===== Available records =====

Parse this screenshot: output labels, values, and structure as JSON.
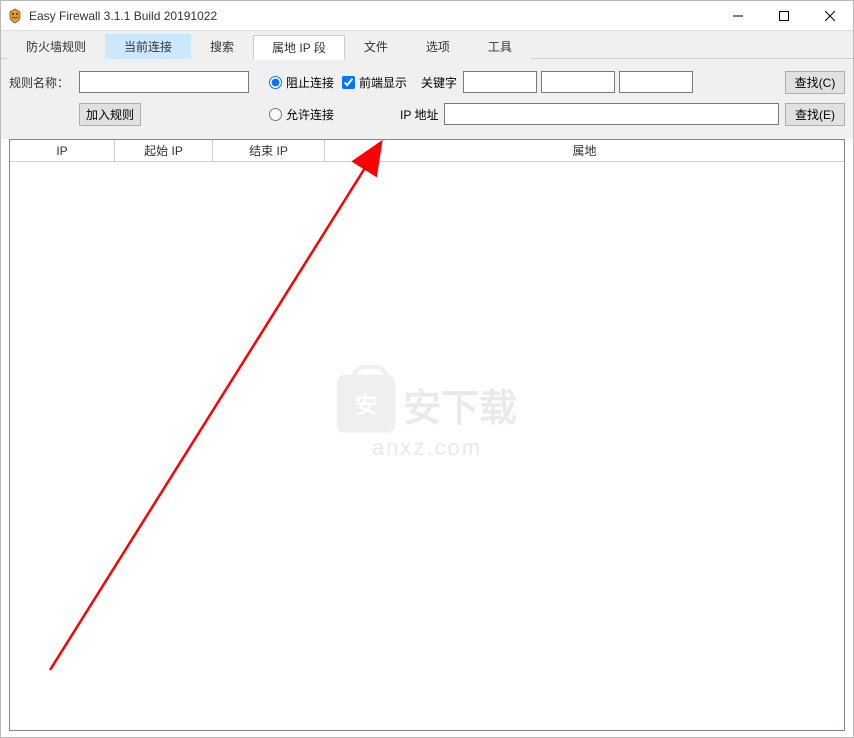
{
  "window": {
    "title": "Easy Firewall 3.1.1 Build 20191022"
  },
  "tabs": [
    {
      "label": "防火墙规则",
      "active": false,
      "highlight": false
    },
    {
      "label": "当前连接",
      "active": false,
      "highlight": true
    },
    {
      "label": "搜索",
      "active": false,
      "highlight": false
    },
    {
      "label": "属地 IP 段",
      "active": true,
      "highlight": false
    },
    {
      "label": "文件",
      "active": false,
      "highlight": false
    },
    {
      "label": "选项",
      "active": false,
      "highlight": false
    },
    {
      "label": "工具",
      "active": false,
      "highlight": false
    }
  ],
  "form": {
    "rule_name_label": "规则名称：",
    "rule_name_value": "",
    "add_rule_label": "加入规则",
    "radio_block": "阻止连接",
    "radio_allow": "允许连接",
    "radio_selected": "block",
    "checkbox_front": "前端显示",
    "checkbox_front_checked": true,
    "keyword_label": "关键字",
    "kw1": "",
    "kw2": "",
    "kw3": "",
    "search_c_label": "查找(C)",
    "ip_addr_label": "IP 地址",
    "ip_addr_value": "",
    "search_e_label": "查找(E)"
  },
  "table": {
    "columns": [
      "IP",
      "起始 IP",
      "结束 IP",
      "属地"
    ],
    "rows": []
  },
  "watermark": {
    "main": "安下载",
    "sub": "anxz.com",
    "badge": "安"
  }
}
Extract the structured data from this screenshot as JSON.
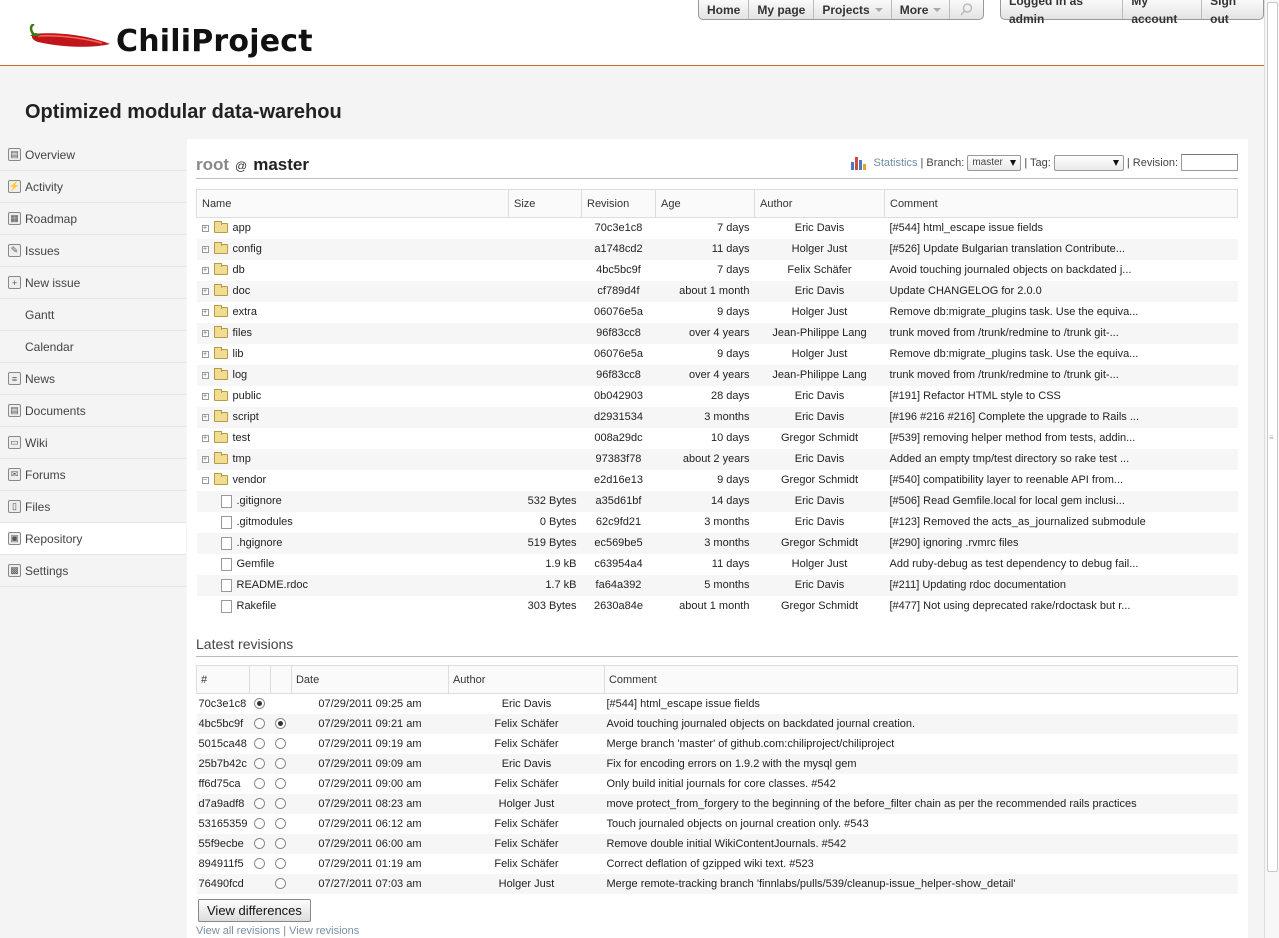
{
  "app": {
    "logo_text": "ChiliProject"
  },
  "topnav": {
    "left": [
      {
        "label": "Home",
        "dropdown": false
      },
      {
        "label": "My page",
        "dropdown": false
      },
      {
        "label": "Projects",
        "dropdown": true
      },
      {
        "label": "More",
        "dropdown": true
      }
    ],
    "right": [
      {
        "label": "Logged in as admin"
      },
      {
        "label": "My account"
      },
      {
        "label": "Sign out"
      }
    ]
  },
  "project": {
    "title": "Optimized modular data-warehou"
  },
  "sidebar": {
    "items": [
      {
        "label": "Overview",
        "icon": "overview-icon",
        "glyph": "▤"
      },
      {
        "label": "Activity",
        "icon": "activity-icon",
        "glyph": "⚡"
      },
      {
        "label": "Roadmap",
        "icon": "roadmap-icon",
        "glyph": "▦"
      },
      {
        "label": "Issues",
        "icon": "issues-icon",
        "glyph": "✎"
      },
      {
        "label": "New issue",
        "icon": "new-issue-icon",
        "glyph": "+"
      },
      {
        "label": "Gantt",
        "icon": ""
      },
      {
        "label": "Calendar",
        "icon": ""
      },
      {
        "label": "News",
        "icon": "news-icon",
        "glyph": "≡"
      },
      {
        "label": "Documents",
        "icon": "documents-icon",
        "glyph": "▤"
      },
      {
        "label": "Wiki",
        "icon": "wiki-icon",
        "glyph": "▭"
      },
      {
        "label": "Forums",
        "icon": "forums-icon",
        "glyph": "✉"
      },
      {
        "label": "Files",
        "icon": "files-icon",
        "glyph": "▯"
      },
      {
        "label": "Repository",
        "icon": "repository-icon",
        "glyph": "▣"
      },
      {
        "label": "Settings",
        "icon": "settings-icon",
        "glyph": "▩"
      }
    ],
    "active_index": 12
  },
  "repo": {
    "path_root": "root",
    "path_at": "@",
    "branch_name": "master",
    "stats_label": "Statistics",
    "branch_label": "| Branch:",
    "branch_value": "master",
    "tag_label": "| Tag:",
    "tag_value": "",
    "revision_label": "| Revision:",
    "revision_value": ""
  },
  "entries": {
    "headers": [
      "Name",
      "Size",
      "Revision",
      "Age",
      "Author",
      "Comment"
    ],
    "rows": [
      {
        "type": "dir",
        "expander": "+",
        "name": "app",
        "size": "",
        "rev": "70c3e1c8",
        "age": "7 days",
        "author": "Eric Davis",
        "comment": "[#544] html_escape issue fields"
      },
      {
        "type": "dir",
        "expander": "+",
        "name": "config",
        "size": "",
        "rev": "a1748cd2",
        "age": "11 days",
        "author": "Holger Just",
        "comment": "[#526] Update Bulgarian translation Contribute..."
      },
      {
        "type": "dir",
        "expander": "+",
        "name": "db",
        "size": "",
        "rev": "4bc5bc9f",
        "age": "7 days",
        "author": "Felix Schäfer",
        "comment": "Avoid touching journaled objects on backdated j..."
      },
      {
        "type": "dir",
        "expander": "+",
        "name": "doc",
        "size": "",
        "rev": "cf789d4f",
        "age": "about 1 month",
        "author": "Eric Davis",
        "comment": "Update CHANGELOG for 2.0.0"
      },
      {
        "type": "dir",
        "expander": "+",
        "name": "extra",
        "size": "",
        "rev": "06076e5a",
        "age": "9 days",
        "author": "Holger Just",
        "comment": "Remove db:migrate_plugins task. Use the equiva..."
      },
      {
        "type": "dir",
        "expander": "+",
        "name": "files",
        "size": "",
        "rev": "96f83cc8",
        "age": "over 4 years",
        "author": "Jean-Philippe Lang",
        "comment": "trunk moved from /trunk/redmine to /trunk git-..."
      },
      {
        "type": "dir",
        "expander": "+",
        "name": "lib",
        "size": "",
        "rev": "06076e5a",
        "age": "9 days",
        "author": "Holger Just",
        "comment": "Remove db:migrate_plugins task. Use the equiva..."
      },
      {
        "type": "dir",
        "expander": "+",
        "name": "log",
        "size": "",
        "rev": "96f83cc8",
        "age": "over 4 years",
        "author": "Jean-Philippe Lang",
        "comment": "trunk moved from /trunk/redmine to /trunk git-..."
      },
      {
        "type": "dir",
        "expander": "+",
        "name": "public",
        "size": "",
        "rev": "0b042903",
        "age": "28 days",
        "author": "Eric Davis",
        "comment": "[#191] Refactor HTML style to CSS"
      },
      {
        "type": "dir",
        "expander": "+",
        "name": "script",
        "size": "",
        "rev": "d2931534",
        "age": "3 months",
        "author": "Eric Davis",
        "comment": "[#196 #216 #216] Complete the upgrade to Rails ..."
      },
      {
        "type": "dir",
        "expander": "+",
        "name": "test",
        "size": "",
        "rev": "008a29dc",
        "age": "10 days",
        "author": "Gregor Schmidt",
        "comment": "[#539] removing helper method from tests, addin..."
      },
      {
        "type": "dir",
        "expander": "+",
        "name": "tmp",
        "size": "",
        "rev": "97383f78",
        "age": "about 2 years",
        "author": "Eric Davis",
        "comment": "Added an empty tmp/test directory so rake test ..."
      },
      {
        "type": "dir",
        "expander": "−",
        "name": "vendor",
        "size": "",
        "rev": "e2d16e13",
        "age": "9 days",
        "author": "Gregor Schmidt",
        "comment": "[#540] compatibility layer to reenable API from..."
      },
      {
        "type": "file",
        "expander": "",
        "name": ".gitignore",
        "size": "532 Bytes",
        "rev": "a35d61bf",
        "age": "14 days",
        "author": "Eric Davis",
        "comment": "[#506] Read Gemfile.local for local gem inclusi..."
      },
      {
        "type": "file",
        "expander": "",
        "name": ".gitmodules",
        "size": "0 Bytes",
        "rev": "62c9fd21",
        "age": "3 months",
        "author": "Eric Davis",
        "comment": "[#123] Removed the acts_as_journalized submodule"
      },
      {
        "type": "file",
        "expander": "",
        "name": ".hgignore",
        "size": "519 Bytes",
        "rev": "ec569be5",
        "age": "3 months",
        "author": "Gregor Schmidt",
        "comment": "[#290] ignoring .rvmrc files"
      },
      {
        "type": "file",
        "expander": "",
        "name": "Gemfile",
        "size": "1.9 kB",
        "rev": "c63954a4",
        "age": "11 days",
        "author": "Holger Just",
        "comment": "Add ruby-debug as test dependency to debug fail..."
      },
      {
        "type": "file",
        "expander": "",
        "name": "README.rdoc",
        "size": "1.7 kB",
        "rev": "fa64a392",
        "age": "5 months",
        "author": "Eric Davis",
        "comment": "[#211] Updating rdoc documentation"
      },
      {
        "type": "file",
        "expander": "",
        "name": "Rakefile",
        "size": "303 Bytes",
        "rev": "2630a84e",
        "age": "about 1 month",
        "author": "Gregor Schmidt",
        "comment": "[#477] Not using deprecated rake/rdoctask but r..."
      }
    ]
  },
  "latest": {
    "heading": "Latest revisions",
    "headers": [
      "#",
      "",
      "",
      "Date",
      "Author",
      "Comment"
    ],
    "rows": [
      {
        "rev": "70c3e1c8",
        "r1": "on",
        "r2": "",
        "date": "07/29/2011 09:25 am",
        "author": "Eric Davis",
        "comment": "[#544] html_escape issue fields"
      },
      {
        "rev": "4bc5bc9f",
        "r1": "off",
        "r2": "on",
        "date": "07/29/2011 09:21 am",
        "author": "Felix Schäfer",
        "comment": "Avoid touching journaled objects on backdated journal creation."
      },
      {
        "rev": "5015ca48",
        "r1": "off",
        "r2": "off",
        "date": "07/29/2011 09:19 am",
        "author": "Felix Schäfer",
        "comment": "Merge branch 'master' of github.com:chiliproject/chiliproject"
      },
      {
        "rev": "25b7b42c",
        "r1": "off",
        "r2": "off",
        "date": "07/29/2011 09:09 am",
        "author": "Eric Davis",
        "comment": "Fix for encoding errors on 1.9.2 with the mysql gem"
      },
      {
        "rev": "ff6d75ca",
        "r1": "off",
        "r2": "off",
        "date": "07/29/2011 09:00 am",
        "author": "Felix Schäfer",
        "comment": "Only build initial journals for core classes. #542"
      },
      {
        "rev": "d7a9adf8",
        "r1": "off",
        "r2": "off",
        "date": "07/29/2011 08:23 am",
        "author": "Holger Just",
        "comment": "move protect_from_forgery to the beginning of the before_filter chain as per the recommended rails practices"
      },
      {
        "rev": "53165359",
        "r1": "off",
        "r2": "off",
        "date": "07/29/2011 06:12 am",
        "author": "Felix Schäfer",
        "comment": "Touch journaled objects on journal creation only. #543"
      },
      {
        "rev": "55f9ecbe",
        "r1": "off",
        "r2": "off",
        "date": "07/29/2011 06:00 am",
        "author": "Felix Schäfer",
        "comment": "Remove double initial WikiContentJournals. #542"
      },
      {
        "rev": "894911f5",
        "r1": "off",
        "r2": "off",
        "date": "07/29/2011 01:19 am",
        "author": "Felix Schäfer",
        "comment": "Correct deflation of gzipped wiki text. #523"
      },
      {
        "rev": "76490fcd",
        "r1": "",
        "r2": "off",
        "date": "07/27/2011 07:03 am",
        "author": "Holger Just",
        "comment": "Merge remote-tracking branch 'finnlabs/pulls/539/cleanup-issue_helper-show_detail'"
      }
    ],
    "view_diff_label": "View differences",
    "view_all_label": "View all revisions",
    "separator": "|",
    "view_revisions_label": "View revisions"
  }
}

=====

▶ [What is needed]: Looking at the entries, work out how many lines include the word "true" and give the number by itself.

▶ [Response area]: 5